Report back every line from the entries below in which the word "value" occurs.

**Dataset entries**:
▶

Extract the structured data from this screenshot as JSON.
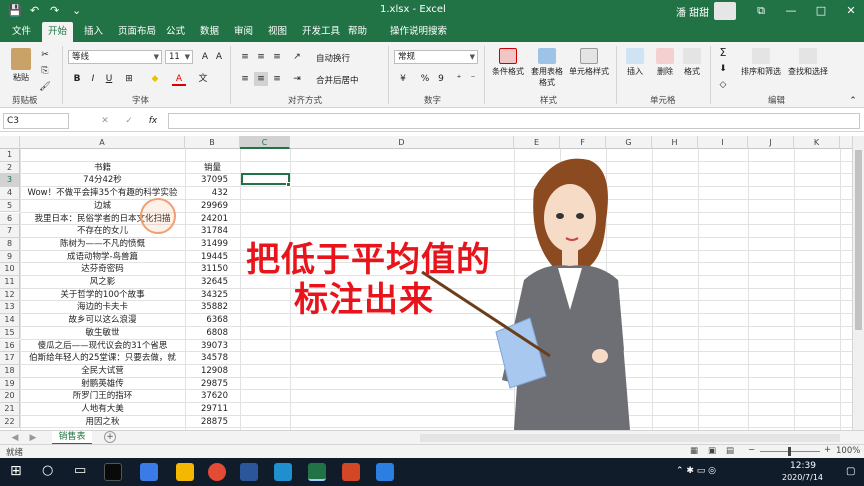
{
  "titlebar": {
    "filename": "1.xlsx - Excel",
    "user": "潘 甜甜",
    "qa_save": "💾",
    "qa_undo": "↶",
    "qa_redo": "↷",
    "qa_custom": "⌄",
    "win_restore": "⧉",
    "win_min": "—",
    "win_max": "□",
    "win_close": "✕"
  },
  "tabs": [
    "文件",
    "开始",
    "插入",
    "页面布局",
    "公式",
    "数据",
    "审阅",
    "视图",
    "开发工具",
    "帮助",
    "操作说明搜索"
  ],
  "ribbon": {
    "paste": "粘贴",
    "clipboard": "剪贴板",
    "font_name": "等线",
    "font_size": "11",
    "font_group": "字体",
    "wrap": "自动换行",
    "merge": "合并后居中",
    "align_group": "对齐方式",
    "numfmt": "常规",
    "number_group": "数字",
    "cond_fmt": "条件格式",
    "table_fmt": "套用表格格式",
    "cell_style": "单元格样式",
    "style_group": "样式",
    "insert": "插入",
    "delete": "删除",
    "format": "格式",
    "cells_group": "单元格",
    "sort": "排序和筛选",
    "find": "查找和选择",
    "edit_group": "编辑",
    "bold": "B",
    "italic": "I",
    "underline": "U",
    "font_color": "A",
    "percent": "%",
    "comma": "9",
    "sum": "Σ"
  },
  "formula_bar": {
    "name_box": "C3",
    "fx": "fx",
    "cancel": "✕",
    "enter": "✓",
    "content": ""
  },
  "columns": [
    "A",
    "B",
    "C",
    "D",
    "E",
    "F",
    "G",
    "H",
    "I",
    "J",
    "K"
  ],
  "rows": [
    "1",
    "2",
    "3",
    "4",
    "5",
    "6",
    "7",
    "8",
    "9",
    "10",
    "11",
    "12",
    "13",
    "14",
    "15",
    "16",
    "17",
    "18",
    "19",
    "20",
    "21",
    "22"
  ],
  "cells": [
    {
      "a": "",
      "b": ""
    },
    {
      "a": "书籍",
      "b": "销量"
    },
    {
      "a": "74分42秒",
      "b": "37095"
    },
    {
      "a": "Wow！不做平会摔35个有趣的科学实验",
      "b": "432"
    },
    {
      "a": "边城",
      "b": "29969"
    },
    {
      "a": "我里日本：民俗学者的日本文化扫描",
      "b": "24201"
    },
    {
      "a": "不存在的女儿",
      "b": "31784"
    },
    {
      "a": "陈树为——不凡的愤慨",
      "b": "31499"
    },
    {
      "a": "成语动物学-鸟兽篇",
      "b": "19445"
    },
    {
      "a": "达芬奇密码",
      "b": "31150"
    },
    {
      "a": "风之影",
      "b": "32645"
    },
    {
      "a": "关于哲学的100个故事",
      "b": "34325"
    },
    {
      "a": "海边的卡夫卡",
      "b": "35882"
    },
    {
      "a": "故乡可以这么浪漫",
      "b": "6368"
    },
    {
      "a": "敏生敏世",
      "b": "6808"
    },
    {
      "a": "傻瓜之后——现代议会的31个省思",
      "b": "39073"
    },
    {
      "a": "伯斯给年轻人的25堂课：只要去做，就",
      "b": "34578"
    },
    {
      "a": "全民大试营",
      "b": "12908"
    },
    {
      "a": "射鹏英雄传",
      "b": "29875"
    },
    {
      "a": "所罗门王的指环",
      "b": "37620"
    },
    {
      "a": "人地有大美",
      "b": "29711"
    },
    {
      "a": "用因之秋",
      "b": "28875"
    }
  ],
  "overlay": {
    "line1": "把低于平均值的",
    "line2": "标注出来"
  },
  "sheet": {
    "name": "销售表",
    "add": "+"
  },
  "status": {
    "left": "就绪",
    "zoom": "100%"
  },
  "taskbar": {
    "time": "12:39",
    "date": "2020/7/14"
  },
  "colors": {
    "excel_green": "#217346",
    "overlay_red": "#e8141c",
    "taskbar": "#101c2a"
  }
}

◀
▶

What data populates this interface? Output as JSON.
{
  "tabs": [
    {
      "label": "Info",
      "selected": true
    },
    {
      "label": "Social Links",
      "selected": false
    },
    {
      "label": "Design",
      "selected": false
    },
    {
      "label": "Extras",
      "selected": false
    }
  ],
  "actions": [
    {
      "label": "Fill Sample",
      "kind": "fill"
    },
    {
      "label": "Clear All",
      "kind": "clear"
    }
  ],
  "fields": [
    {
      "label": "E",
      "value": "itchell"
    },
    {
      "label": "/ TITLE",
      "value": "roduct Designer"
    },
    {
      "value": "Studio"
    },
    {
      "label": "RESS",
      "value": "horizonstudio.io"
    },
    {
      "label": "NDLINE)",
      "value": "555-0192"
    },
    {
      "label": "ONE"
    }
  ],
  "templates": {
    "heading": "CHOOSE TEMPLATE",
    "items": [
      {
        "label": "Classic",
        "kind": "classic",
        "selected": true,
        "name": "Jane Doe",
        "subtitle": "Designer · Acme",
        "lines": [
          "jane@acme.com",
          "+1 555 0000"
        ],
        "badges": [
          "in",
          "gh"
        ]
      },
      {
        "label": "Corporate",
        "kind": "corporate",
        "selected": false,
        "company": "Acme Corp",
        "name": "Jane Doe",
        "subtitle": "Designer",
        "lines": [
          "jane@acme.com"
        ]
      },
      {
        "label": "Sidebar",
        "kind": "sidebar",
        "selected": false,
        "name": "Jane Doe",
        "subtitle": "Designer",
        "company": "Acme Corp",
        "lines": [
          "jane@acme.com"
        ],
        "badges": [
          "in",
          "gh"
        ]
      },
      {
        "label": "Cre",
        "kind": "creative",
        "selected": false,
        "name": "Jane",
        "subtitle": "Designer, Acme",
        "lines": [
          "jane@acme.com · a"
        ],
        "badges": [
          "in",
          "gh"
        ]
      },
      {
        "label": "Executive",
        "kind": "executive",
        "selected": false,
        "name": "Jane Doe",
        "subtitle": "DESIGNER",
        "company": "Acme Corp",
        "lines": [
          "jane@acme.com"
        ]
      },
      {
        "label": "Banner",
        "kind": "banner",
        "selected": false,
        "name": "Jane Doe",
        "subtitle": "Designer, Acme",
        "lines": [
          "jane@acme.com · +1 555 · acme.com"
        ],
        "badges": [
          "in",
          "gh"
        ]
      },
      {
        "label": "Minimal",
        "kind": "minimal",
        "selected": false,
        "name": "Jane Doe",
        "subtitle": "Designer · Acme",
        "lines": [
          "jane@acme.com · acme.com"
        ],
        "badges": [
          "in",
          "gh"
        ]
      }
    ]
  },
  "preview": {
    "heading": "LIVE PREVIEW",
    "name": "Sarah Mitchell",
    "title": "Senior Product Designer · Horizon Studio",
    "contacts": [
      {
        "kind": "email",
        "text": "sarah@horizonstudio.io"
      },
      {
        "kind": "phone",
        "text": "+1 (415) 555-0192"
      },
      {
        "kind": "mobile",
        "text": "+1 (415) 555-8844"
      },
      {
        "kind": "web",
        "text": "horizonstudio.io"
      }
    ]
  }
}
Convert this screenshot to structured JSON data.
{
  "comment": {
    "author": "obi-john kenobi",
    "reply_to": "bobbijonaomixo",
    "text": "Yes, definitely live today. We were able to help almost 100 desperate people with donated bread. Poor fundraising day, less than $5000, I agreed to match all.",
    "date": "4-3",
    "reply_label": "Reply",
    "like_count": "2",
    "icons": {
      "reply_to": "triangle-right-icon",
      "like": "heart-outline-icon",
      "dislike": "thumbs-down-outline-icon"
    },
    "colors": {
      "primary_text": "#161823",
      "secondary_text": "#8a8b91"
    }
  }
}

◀
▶

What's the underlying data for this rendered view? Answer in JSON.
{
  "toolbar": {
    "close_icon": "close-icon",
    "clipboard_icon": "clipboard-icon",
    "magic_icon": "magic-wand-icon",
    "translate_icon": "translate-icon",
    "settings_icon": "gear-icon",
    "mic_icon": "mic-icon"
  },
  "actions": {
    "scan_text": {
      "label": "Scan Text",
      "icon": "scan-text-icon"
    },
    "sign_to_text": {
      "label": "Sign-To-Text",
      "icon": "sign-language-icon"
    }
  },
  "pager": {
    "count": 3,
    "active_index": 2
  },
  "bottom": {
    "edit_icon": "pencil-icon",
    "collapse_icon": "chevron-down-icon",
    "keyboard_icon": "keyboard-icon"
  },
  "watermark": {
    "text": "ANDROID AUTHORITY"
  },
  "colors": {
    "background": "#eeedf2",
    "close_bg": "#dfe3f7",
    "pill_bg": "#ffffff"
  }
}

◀

**Your solution**:
      "value": "itchell"
      "value": "roduct Designer"
      "value": "Studio"
      "value": "horizonstudio.io"
      "value": "555-0192"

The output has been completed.